In this video clip, Climate Central's Dr. Heidi Cullen explains that what we've known as "normals" for our climate, during the past decade, will very likely change soon. The new climate normal will provide key information for decisions we make in the future, ranging from what we plant, to what we pay for energy, and even to where we take a vacation.

This video on phenology of plants and bees discusses the MODIS satellite finding that springtime greening is happening one half-day earlier each year and correlates this to bee pollination field studies.

This video is one of a seven, Climate Change: Lines of Evidence series, produced by the the National Research Council. It outlines and explains what evidence currently exists in support of humans playing a role in contributing to the rise in atmospheric carbon dioxide levels.

In this video scientists discuss possible rates of sea level rise, storms and resulting damage, rising temperatures and melting ice, and their collective effects on ecosystems.

Students use the GLOBE Student Data Archive and visualizations to display current temperatures on a map of the world. They explore the patterns in the temperature map, looking especially for differences between different regions and hemispheres and zoom in for a closer look at a region that has a high density of student reporting stations (such as the US and Europe). Students compare and contrast the patterns in these maps, looking for seasonal patterns.

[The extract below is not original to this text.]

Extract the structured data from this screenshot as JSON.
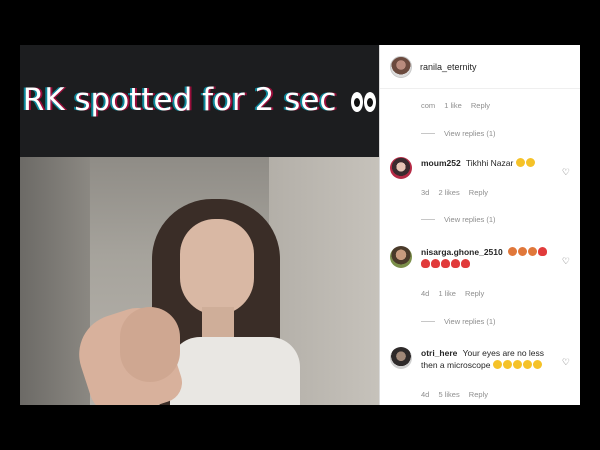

This activity examines the impacts of hurricanes and storm surges on coastal communities.

This activity includes an assessment, analysis, and action tool that can be used by classrooms to promote understanding of how the complex current issues of energy, pollution, supply and consumption are not just global but also local issues.

This animation shows predicted changes in temperature across the globe, relative to pre-industrial levels, under two different emissions scenarios in the COP 17 climate model. The first is with emissions continuing to increase through the century. The second is with emissions declining through the century.

This visualization, from the US Geological Survey, provides a simple schematic of the various pathways that water can take as it cycles through ocean, lakes, atmosphere, surface and ground.

This hands-on activity is a kinesthetic game illustrating the dynamics of the carbon cycle. Acting as carbon atoms, students travel from one carbon reservoir to another; at each reservoir they determine, by rolling dice, how long they stay in the reservoir or how likely it is that they will move to another carbon reservoir.